For instance, when trying to answer the Bible’s claim that God “who will have all men to be saved” when we know all men are not saved, says this:

We are not on that account to restrict the omnipotence of God, but are rather to understand the Scripture, “Who will have all men to be saved,” as meaning that no man is saved unless God wills his salvation; not that there is no man whose salvation He does not will, but that no man is saved apart from His will, and that, therefore, we should pray Him to will our salvation, because if He will it, it must necessarily be accomplished.”

Uh, no.

It’s a nice theory, but it’s not what the common sensical reading of the verse says. This is the kind of stuff that drives me insane.

Augustine is a philosopher and writes like one. Unfortunately, he starts with philosophical conclusions and picks and chooses verses that he thinks backs up his philosophy. I do not see him as a theologian, but a philosopher borrowing some God talk.

10 Facts About 1 John 5:7

For there are three that bear record in heaven, the Father, the Word, and the Holy Ghost: and these three are one.

This is 1 John 5:7 as it reads in the King James Bible. Most modern translations do not include this verse, or at least put a footnote telling you it isn’t original to the Greek. Although you will find some who will defend its inclusion, most believe it is a later addition. Although this verse will always cause debate, here are some facts about it:

  1. This verse is known as the Comma Johanneum, which is Latin for John’s Comma where “comma” means a short clause.
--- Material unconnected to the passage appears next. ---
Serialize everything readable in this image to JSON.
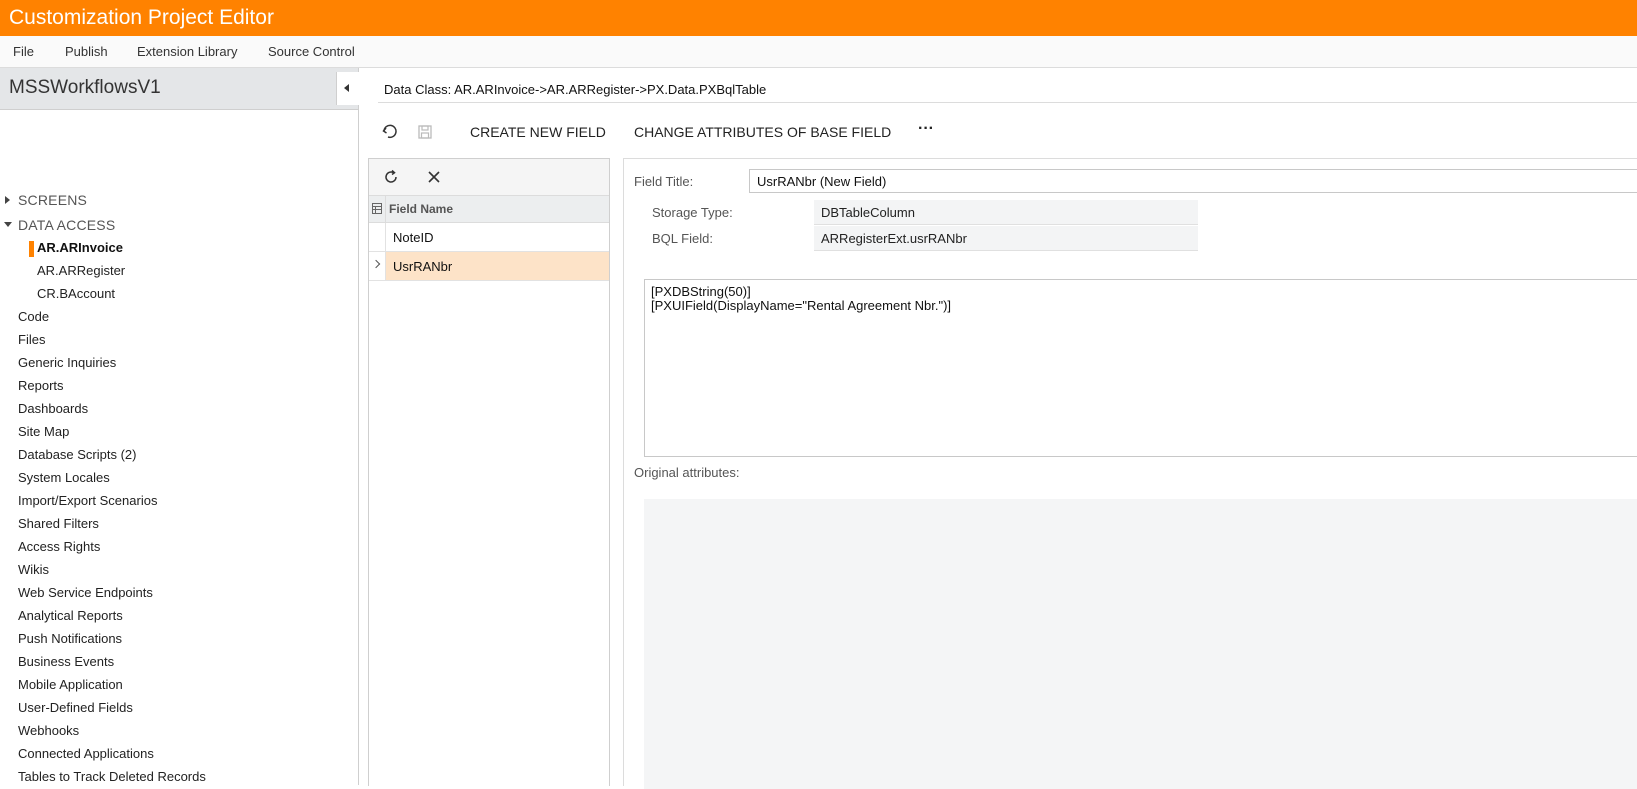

You know it’s important if there are Latin words involved.
  2. This verse does not appear in any Greek text until the 1500’s. An earlier 10th century Greek text has it as a marginal note.
  3. The first debates in the Early Church were mostly about trinitarian theories. If this verse were in the original text, it would show up all over the place in the writings of the Early Church Fathers as a nail in the coffin, proof-text extraordinaire. Some defenders of this verse will attempt to show Church Fathers quoting the verse, but reading the quotes shows that none of the Fathers actually do.
  4. This clause might be from a fourth century Latin homily that made its way into copies of the Latin Vulgate, the New Testament of Erasmus, and into the King James..
  5. “Saint” Augustine, who loved to argue about the Trinity (he wrote a large book originally titled, On the Trinity, as well as a commentary on 1 John), never once mentions this verse.
  6. This passage is so famously controversial, it even gets a mention in Edward Gibbons’ Decline and Fall of the Roman Empire.
  7. Isaac Newton even mentioned this controversy when he wrote, “In all the vehement universal and lasting controversy about the Trinity in Jerome’s time and both before and long enough after it, this text of the “three in heaven” was never once thought of. It is now in everybody’s mouth and accounted the main text for the business and would assuredly have been so too with them, had it been in their books.”
  8. Various popes have gone back and forth on the accuracy of the Catholic Bible regarding this text. The last known papal statement on it (June 1927 by Pius XI) said it was open to dispute. The Jehovah Witness’ Bible (New World Translation) does not include it.
  9. Translations that do not contain 1 John 5:7 are not inherently anti-trinitarian and one should back off that notion right quick. The fact that this verse is not in early Greek manuscripts does not mean the Trinity is not a true doctrine. The Trinity is an extracted doctrine nowhere explicitly defined or defended in the Bible. The Trinity is a doctrine based on many verses in the Bible that logically lead to a trinitarian conclusion.
  10. The fact that there is a verse in some Bibles that is not original, should not shake your confidence in the Bible. Instead, it should raise it. There are people who study things and are careful with the Word of God. There are no extraneous bits in there that have snuck by us without study. The existence of the controversy over this verse should make that point clear.